Work to be completed:
Tally how many lines in the data below include "they", then please reply with only that figure.

Entries provided:
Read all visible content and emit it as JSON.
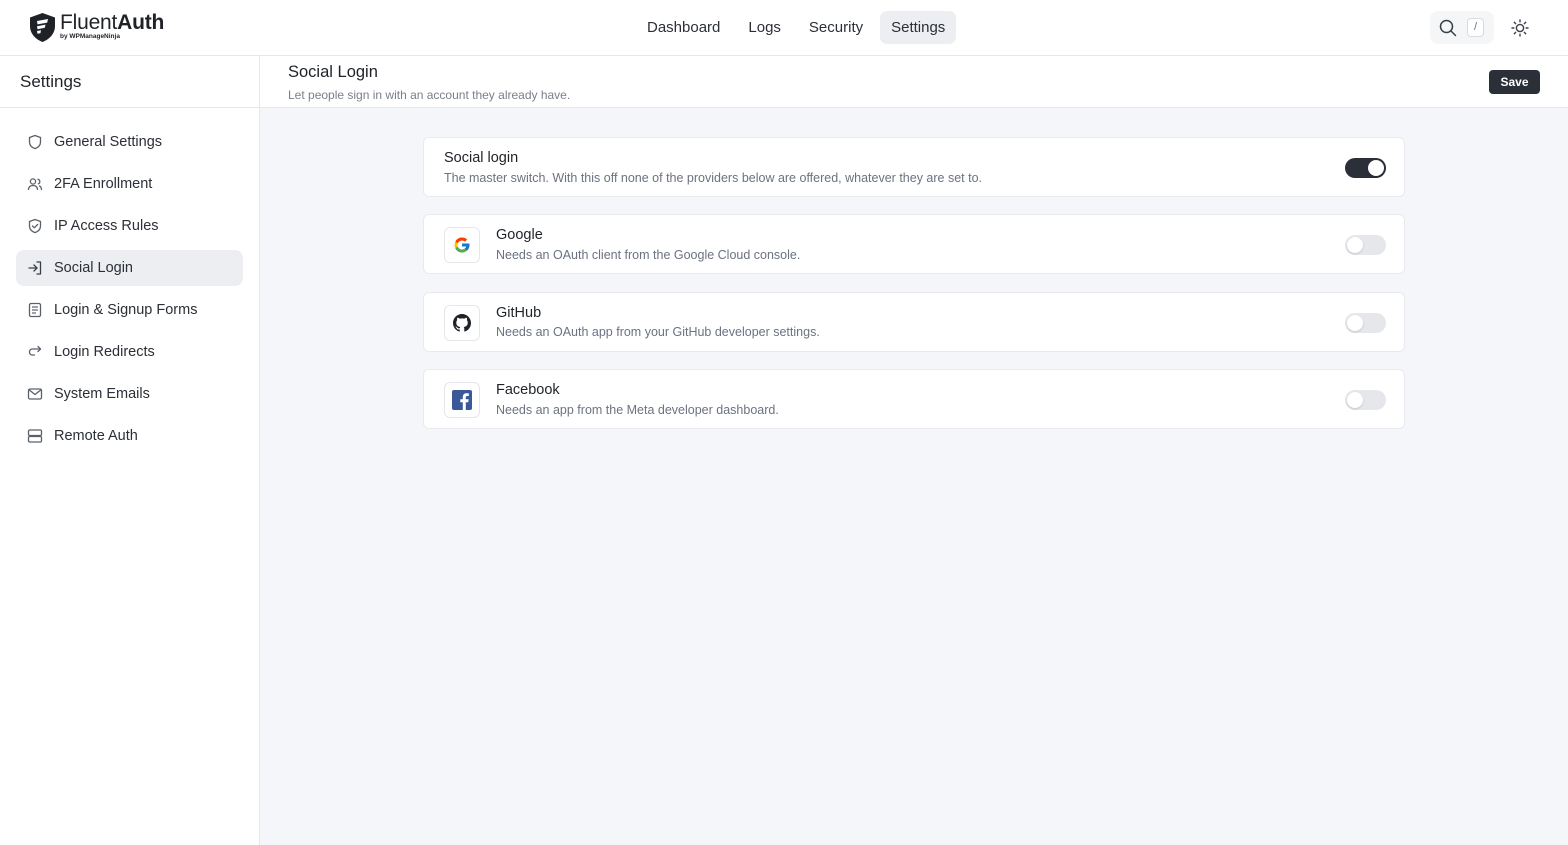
{
  "brand": {
    "name_light": "Fluent",
    "name_bold": "Auth",
    "byline": "by WPManageNinja"
  },
  "nav": {
    "items": [
      {
        "label": "Dashboard"
      },
      {
        "label": "Logs"
      },
      {
        "label": "Security"
      },
      {
        "label": "Settings"
      }
    ],
    "active": "Settings"
  },
  "search": {
    "shortcut": "/"
  },
  "sidebar": {
    "title": "Settings",
    "items": [
      {
        "label": "General Settings",
        "icon": "shield-icon"
      },
      {
        "label": "2FA Enrollment",
        "icon": "users-icon"
      },
      {
        "label": "IP Access Rules",
        "icon": "shield-check-icon"
      },
      {
        "label": "Social Login",
        "icon": "sign-in-icon"
      },
      {
        "label": "Login & Signup Forms",
        "icon": "form-icon"
      },
      {
        "label": "Login Redirects",
        "icon": "redirect-icon"
      },
      {
        "label": "System Emails",
        "icon": "mail-icon"
      },
      {
        "label": "Remote Auth",
        "icon": "server-icon"
      }
    ],
    "active": "Social Login"
  },
  "page": {
    "title": "Social Login",
    "subtitle": "Let people sign in with an account they already have.",
    "save_label": "Save"
  },
  "master": {
    "title": "Social login",
    "description": "The master switch. With this off none of the providers below are offered, whatever they are set to.",
    "enabled": true
  },
  "providers": [
    {
      "name": "Google",
      "description": "Needs an OAuth client from the Google Cloud console.",
      "icon": "google-icon",
      "enabled": false
    },
    {
      "name": "GitHub",
      "description": "Needs an OAuth app from your GitHub developer settings.",
      "icon": "github-icon",
      "enabled": false
    },
    {
      "name": "Facebook",
      "description": "Needs an app from the Meta developer dashboard.",
      "icon": "facebook-icon",
      "enabled": false
    }
  ],
  "colors": {
    "accent": "#2a2f38",
    "facebook": "#3b5998"
  }
}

Output:
2